By way of example, recently one of the major world-leading technology companies has almost completely stopped issuing laptops to its employees. Instead, employees receive a stipend to purchase their own. As a result, the predominant devices in this particular company have become Mac laptops and iPads. This same trend is happening everywhere throughout corporate America and is growing at a rapid pace.
Within the server world, the trend is moving towards heavy virtualization. This began in mid-2008 with the introduction of VMware and required that a server engineer needed to be skilled in multiple operating systems such as Microsoft, Linux, VMware and Citrix to stand out and remains true today. From a skill-set perspective, the more desirable skill in this market is to be a well-rounded server admin, who is familiar with multiple enterprise systems. As part of the BYOD and Virtualization trends, many companies are rapidly expanding their support of Virtual Desktop Infrastructure (VDI) – you buy your own laptop and then connect to VMware/Citrix where you will load a corporate version of Windows.
This is an attempt to merge the wild west of BYOD with the traditional corporate-owned device. The other major trend in this area is that Cisco is now the leader in many sectors of server sales, which occurred as a result of a launch in 2008 of the Cisco UCS server family. Cisco created a paradigm shift by merging server hardware with networking and storage, thus creating a single converged system. Today, the engineer responsible for that system must be cross-skilled in multiple server technologies, networking, and storage. The same applies to IBM and HP where all three major players are doing the same thing.
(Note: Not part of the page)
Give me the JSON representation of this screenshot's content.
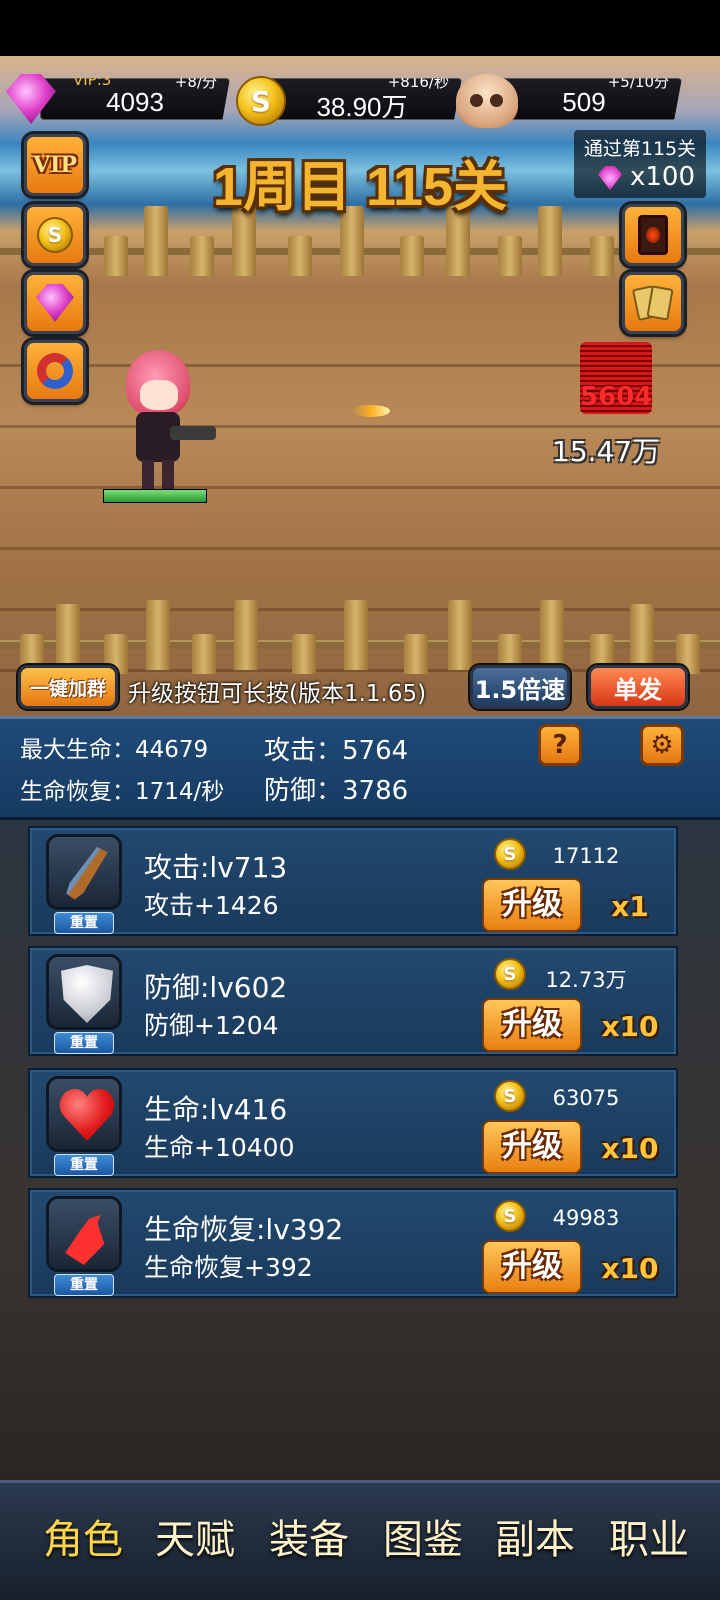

Related Industry Certifications
In summary, trying to get an entry level job, in the ever changing IT industry is difficult if the candidate chooses the wrong certifications, or none at all, to go with their limited experience. It is better for them to determine where they want to be in 5 years time and aim for certifications that will help them achieve their goal.
Looking at the numbers, more than 75% of IT engineers in the US hold at least 1 industry certification and, of those, most hold 2-3 certifications.
It is definitely worth making the effort to earn IT industry certifications: for the same job role, engineers who possess certifications, when compared with engineers who have no certifications, earn salaries that are approximately 20% higher!
If you are looking to make your mark in the IT Industry, then NC-Expert offers excellent training courses aimed at relevant IT industry certifications – contact us today to get started.